Mike took exception to me describing the dilapidated, litter strewn lake as an 'awful little pond' citing records of Little Egret, Scaup and regular visits by Kingfishers & Grey Heron going as far as suggesting 'perhaps they don't think it is awful'.
Mike gave me some history, about how Mike Hodgson and he trained for Ringing permits at the site in the sixties. Back then they hadn't invented the lager can or the takeaway pizza box and the pond may well have had some native inhabitants.
I count Newbiggin amongst my local patches, I have crept through heaps of discarded chicken shit seeking prized rarities and had to use fieldcraft to walk silently across the broken glass.

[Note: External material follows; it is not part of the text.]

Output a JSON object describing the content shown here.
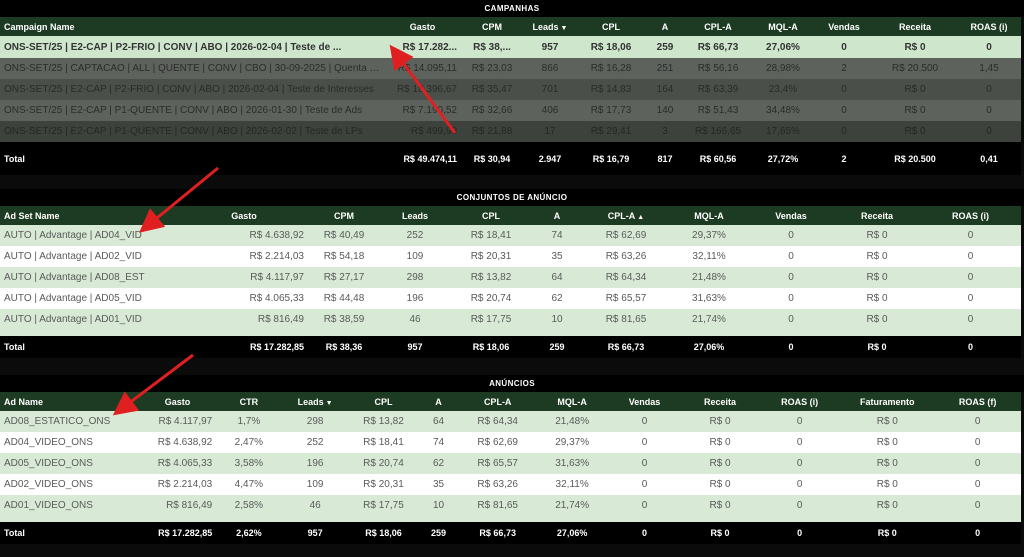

I bird the Wansbeck estuary where supermarket trolleys are a handy staging post for terns and waders, I even twitched that Franklin's Gull at Reclamation Pond, Teeside years back and came back wondering just how bad it was before it was reclaimed. I understand that nearly fifty years of looking at a brown debris filled puddle that for most of the year holds four Mallard and a Moorhen leaves a deep scar in a birder's mind. Coping with trauma such as this one goes through stages, denial, deep depression and hopefully, finally acceptance of the truth. I have the utmost respect for a birder that can stay with a patch that long but surely this can only be done by accepting how bad it is (as a habitat, the pond not the park) and moving on.
Mike has recorded 111 species of bird and 18 species of Butterfly in the park an admirable achievement in a difficult setting. I think at least 12 of the bird species were represented in two 'Mallard-type' ducks on the pond the other day. If you haven't been go take a look, the pond may be awful (it is) but marvel at the passion and dedication that can keep a birder going back there for fifty years. A plaque is the least he deserves.